The evening flight from Auckland to Los Angeles ended up being really comfortable. Air New Zealand’s Premium Economy is a major step up from standard economy, offering miles of legroom and the business class menu and winelist (for a snip at $150 on top). I didn’t sleep, but was definitely comfortable for the 12 hour flight. This was followed by a 90 minute layover at LAX, where I was given priority entry into the US so that I could get to my connecting flight on time.

Calgary offered up another uneventful installation, allowing me and a colleague to check out the Banff National Park. It has some great views, with some of the mountain ranges looking like the mountains from the start of my trip in Switzerland (decide for yourself by checking out my web-album – link at the bottom of the page).

As luck would have it, when I checked into my flight from Calgary to Houston, I was offered an upgrade to Continental First Class for the wallet-friendly price of $100. I took them up on the offer and had a very comfortable 4 hour flight down to Houston. I was picked up from the airport by my data-courier colleague who had landed in Houston a couple of hours before me. He had managed to get a nice rental car upgrade because the rental company had messed up the reservation and only had a big SUV left! :) We took off and setup the server in Houston and were treated to a relaxing evening at the local IT manager’s house. We were able to cool off in his pool and enjoyed a few ice-cold beers. This was the first real chance of relaxation since starting the trip all those weeks ago – thank you Volker! After missing the chance to meet Dave Dustin in New Zealand, I got another opportunity to meet an online acquaintance from the ASKSSC forumOleg Netchaev – for lunch in Houston. It was great to put a name to a face.

I then flew down to Veracruz for the next server installation. This was a little touch-and-go, because the hardware had been stuck in customs for a few weeks (it had been sent before I started my trip!). This was sorted out whilst I was in Houston and the server was brought online just in time to get things setup before my flight down to Mexico.

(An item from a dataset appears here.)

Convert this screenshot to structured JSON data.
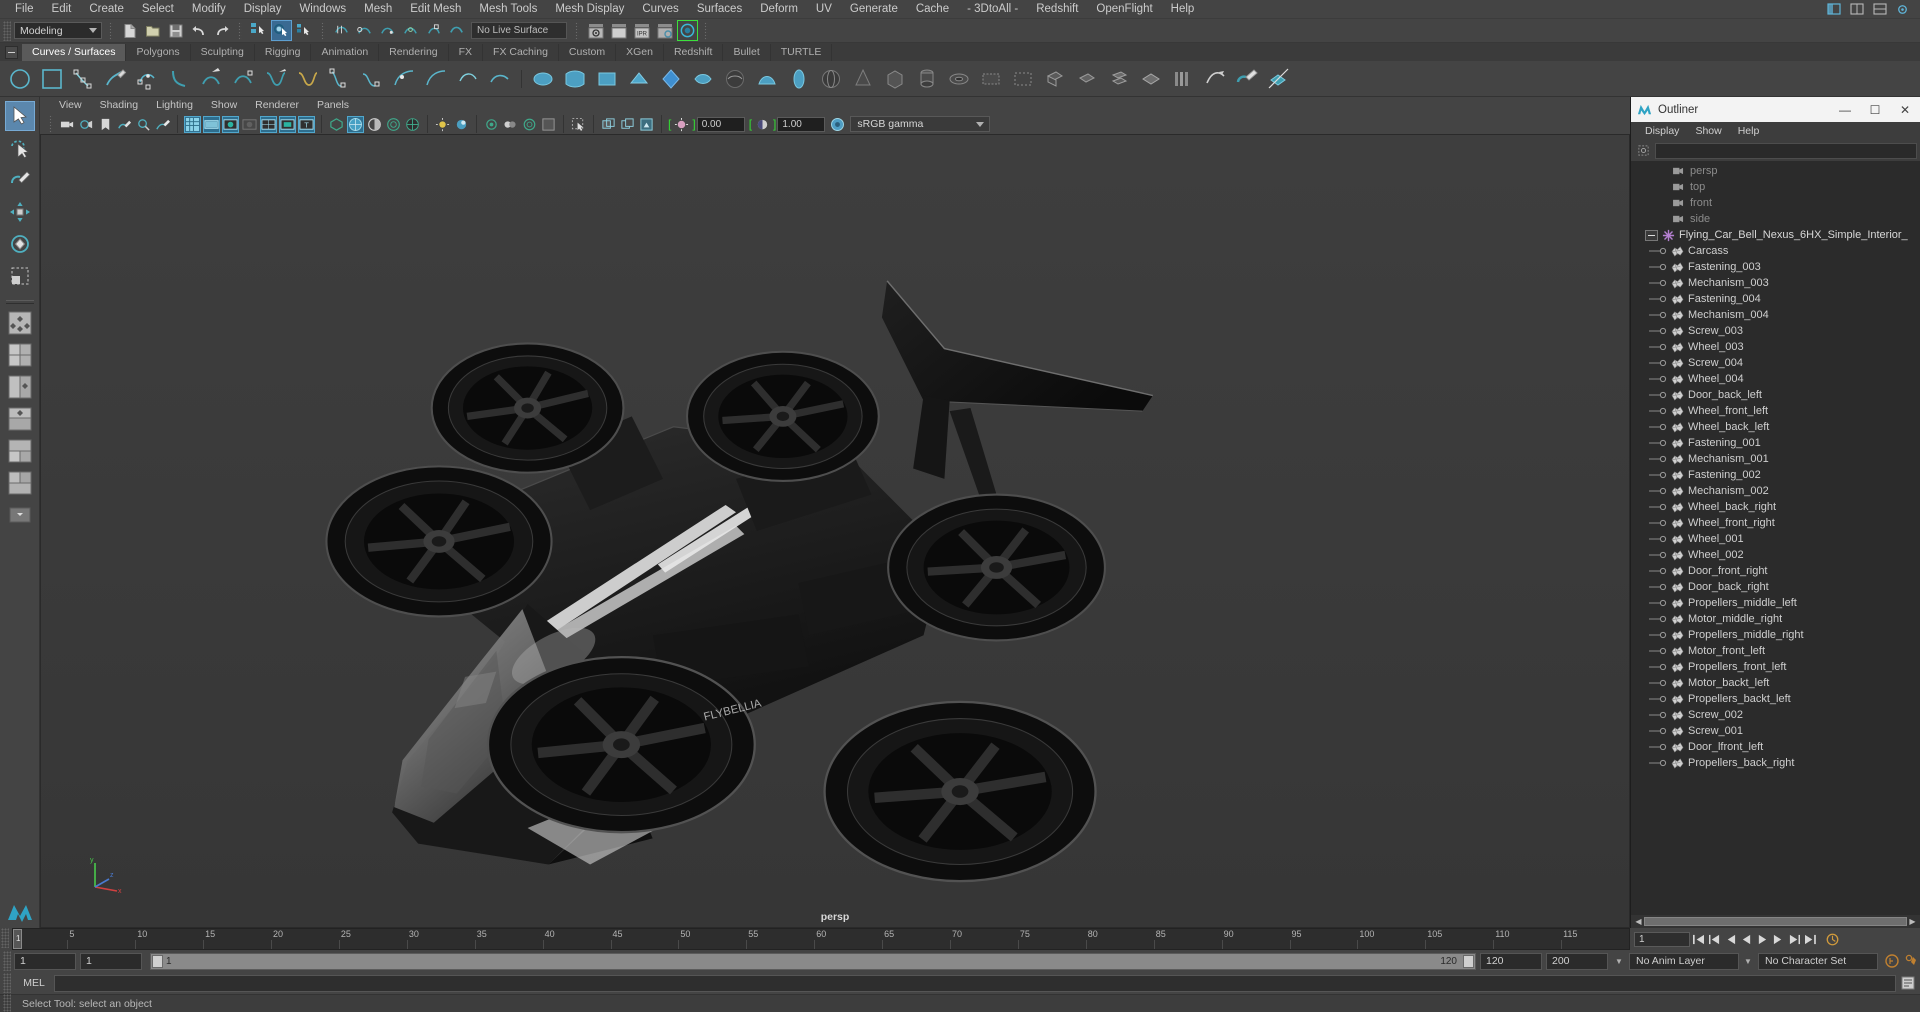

I arrived and finished setting up the server in Veracruz, no problems, everything ran like clockwork. The local IT manager then took us for a quick drive round the city, showing us a few sights and letting us get an idea of what the “real” Mexico is like. We ended up eating some mexican food (although I skipped the pigs brain in tortillas!) and heading down to the Aquarium. Whilst there, we were offered the opportunity to get into a glass box and feed the sharks in the big shark tank. We jumped at the opportunity and spent a fascinating 15 minutes in the water with an oceanologist who speacialises in sharks. That was definitely an experience I will never forget.

From Veracruz I set off to Rio de Janeiro (via Houston – where I am right now) to setup the 11th and final server. This will be a short hop, arriving Thursday and leaving on Sunday, but at this point I really don’t mind. The trip has been really interesting, but extremely challenging, both physically and mentally, and I’m looking forward to going home.

Luckily, I will be arriving in Germany next Monday and taking a 3 week break from work (and possibly technology). I should be able to recharge my batteries and get back to some sort of normal daily routine. My son has been asking if I’m in the planes that fly over our house since the first week of my trip. He seems to be looking forward to me coming home, I was worried he wasn’t bothered or had even forgotten about me :)

So, time to sit back and relax before the second longest flight of this trip. The President’s Club is comfortable and quiet and I’ll be fine for the 4.5 hours I have till boarding.

TTFN!

P.S. I have recently updated my web-album with the pictures taken since my last blog-post, with views from Calgary, Houston and Veracruz.